One big way Tommy Hunter could help Phillies over final 75-80 games

One big way Tommy Hunter could help Phillies over final 75-80 games

A key piece of the Phillies' bullpen is nearly ready to return. Tommy Hunter, out all season with a flexor strain, could be activated as early as this weekend while the Phillies are in Miami.

Hunter pitched two scoreless innings for Reading on a rehab assignment Tuesday night. He struck out two and got a double play ball, needing just 18 pitches to get through the two innings.

Because Hunter has been out the entire first half, the Phillies would ideally like to get him in back-to-back games during his rehab stint but won't delay his activation too long if they cannot.

Hunter will be a welcomed addition to the Phillies' injury-ravaged bullpen and should be in a primary setup role before too long. He bounced back from an inconsistent first half in 2018 to post a 2.91 ERA over his final 30 appearances.

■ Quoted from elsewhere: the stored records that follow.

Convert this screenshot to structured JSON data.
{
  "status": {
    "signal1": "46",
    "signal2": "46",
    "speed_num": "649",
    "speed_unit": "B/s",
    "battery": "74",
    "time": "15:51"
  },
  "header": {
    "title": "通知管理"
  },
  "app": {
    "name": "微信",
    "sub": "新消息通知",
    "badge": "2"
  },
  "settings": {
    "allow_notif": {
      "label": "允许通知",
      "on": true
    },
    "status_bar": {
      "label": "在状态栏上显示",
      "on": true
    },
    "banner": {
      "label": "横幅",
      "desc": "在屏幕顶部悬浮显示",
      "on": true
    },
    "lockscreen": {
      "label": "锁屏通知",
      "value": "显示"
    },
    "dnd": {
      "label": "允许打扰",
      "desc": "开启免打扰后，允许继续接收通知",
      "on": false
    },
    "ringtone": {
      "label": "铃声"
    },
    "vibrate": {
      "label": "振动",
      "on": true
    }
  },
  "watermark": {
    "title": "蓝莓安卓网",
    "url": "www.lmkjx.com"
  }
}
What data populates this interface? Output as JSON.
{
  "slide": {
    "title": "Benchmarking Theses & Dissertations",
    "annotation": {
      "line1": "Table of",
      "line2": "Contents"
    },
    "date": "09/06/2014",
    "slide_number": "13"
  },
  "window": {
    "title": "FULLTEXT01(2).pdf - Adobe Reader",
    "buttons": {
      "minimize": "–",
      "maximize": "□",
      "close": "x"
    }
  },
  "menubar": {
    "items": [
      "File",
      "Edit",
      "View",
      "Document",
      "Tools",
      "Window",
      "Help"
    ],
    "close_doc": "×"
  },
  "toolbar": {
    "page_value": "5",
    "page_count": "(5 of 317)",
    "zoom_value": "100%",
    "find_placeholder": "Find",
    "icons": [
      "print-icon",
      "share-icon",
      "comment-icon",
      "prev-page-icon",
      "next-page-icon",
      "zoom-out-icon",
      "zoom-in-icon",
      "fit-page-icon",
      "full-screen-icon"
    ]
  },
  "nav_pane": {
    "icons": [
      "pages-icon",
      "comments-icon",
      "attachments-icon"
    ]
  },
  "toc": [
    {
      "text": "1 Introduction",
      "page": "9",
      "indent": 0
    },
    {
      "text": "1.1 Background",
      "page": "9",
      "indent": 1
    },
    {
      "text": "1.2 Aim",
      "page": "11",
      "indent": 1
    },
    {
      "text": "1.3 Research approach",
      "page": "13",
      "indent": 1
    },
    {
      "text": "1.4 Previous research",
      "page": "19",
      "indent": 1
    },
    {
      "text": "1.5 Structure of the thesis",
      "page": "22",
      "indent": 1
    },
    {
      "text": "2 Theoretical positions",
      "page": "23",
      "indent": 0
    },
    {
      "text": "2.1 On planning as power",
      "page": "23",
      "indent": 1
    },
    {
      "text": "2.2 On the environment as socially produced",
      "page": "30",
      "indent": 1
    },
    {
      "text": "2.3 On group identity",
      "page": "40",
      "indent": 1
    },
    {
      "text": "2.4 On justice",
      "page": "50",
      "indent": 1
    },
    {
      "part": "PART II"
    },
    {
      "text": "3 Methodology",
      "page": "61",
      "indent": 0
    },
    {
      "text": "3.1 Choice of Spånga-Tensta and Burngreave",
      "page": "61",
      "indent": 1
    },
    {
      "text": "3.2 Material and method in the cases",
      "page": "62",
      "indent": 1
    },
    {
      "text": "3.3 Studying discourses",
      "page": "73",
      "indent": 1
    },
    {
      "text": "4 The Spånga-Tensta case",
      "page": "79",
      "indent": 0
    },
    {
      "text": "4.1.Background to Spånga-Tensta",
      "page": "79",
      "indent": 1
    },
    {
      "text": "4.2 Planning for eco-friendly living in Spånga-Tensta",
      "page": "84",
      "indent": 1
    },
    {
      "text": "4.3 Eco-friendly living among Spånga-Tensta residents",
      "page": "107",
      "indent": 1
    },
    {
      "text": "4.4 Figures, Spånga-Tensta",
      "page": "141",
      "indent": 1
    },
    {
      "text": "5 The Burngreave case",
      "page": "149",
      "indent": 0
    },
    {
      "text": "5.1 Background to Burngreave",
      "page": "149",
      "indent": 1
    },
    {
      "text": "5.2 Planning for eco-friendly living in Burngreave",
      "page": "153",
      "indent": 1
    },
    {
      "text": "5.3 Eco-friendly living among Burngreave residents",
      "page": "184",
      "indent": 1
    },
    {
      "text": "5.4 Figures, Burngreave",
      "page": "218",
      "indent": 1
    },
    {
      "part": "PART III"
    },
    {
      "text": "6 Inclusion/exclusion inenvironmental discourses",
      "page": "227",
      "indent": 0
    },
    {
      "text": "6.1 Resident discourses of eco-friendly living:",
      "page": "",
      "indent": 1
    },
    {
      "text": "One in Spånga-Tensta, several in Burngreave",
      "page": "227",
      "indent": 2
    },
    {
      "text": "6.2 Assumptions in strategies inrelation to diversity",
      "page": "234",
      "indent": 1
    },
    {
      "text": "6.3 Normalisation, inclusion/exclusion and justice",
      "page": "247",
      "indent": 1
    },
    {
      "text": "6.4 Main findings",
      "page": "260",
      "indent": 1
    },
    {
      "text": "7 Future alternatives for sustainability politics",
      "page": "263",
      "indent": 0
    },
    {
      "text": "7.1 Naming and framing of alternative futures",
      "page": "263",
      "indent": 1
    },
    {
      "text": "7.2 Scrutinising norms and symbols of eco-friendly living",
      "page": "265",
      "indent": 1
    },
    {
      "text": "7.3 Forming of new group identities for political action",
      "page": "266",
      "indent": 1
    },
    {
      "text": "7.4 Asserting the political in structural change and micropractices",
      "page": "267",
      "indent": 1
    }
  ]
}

One big way Hunter should help the Phillies is against left-handed hitters. He is a right-handed reliever but relies heavily on his cutter, a pitch he uses to jam lefties or backdoor them for a strike. 

The Phillies can't turn to Adam Morgan or Jose Alvarez to match up with every lefty they face, so they need right-handed relievers who can retire lefties. So far this season, their righties have not done it effectively. Lefties have hit .325 against the right-handed group of Pat Neshek, Juan Nicasio, Edgar Garcia, Edubray Ramos and Seranthony Dominguez.

There is still a chance for Hunter to earn some of this year's $9 million salary. If he can stay healthy, his arm will be a fresh one in the second half.

Other injury updates

• David Robertson (flexor strain) is still several weeks away. The Phillies have gotten frustratingly little out of Robertson, Hunter and Neshek this season, a trio combining to earn $25 million.

• Adam Haseley (groin) will play nine innings tonight for Reading.

Click here to download the MyTeams App by NBC Sports! Receive comprehensive coverage of your teams and stream the Flyers, Sixers and Phillies games easily on your device.

More on the Phillies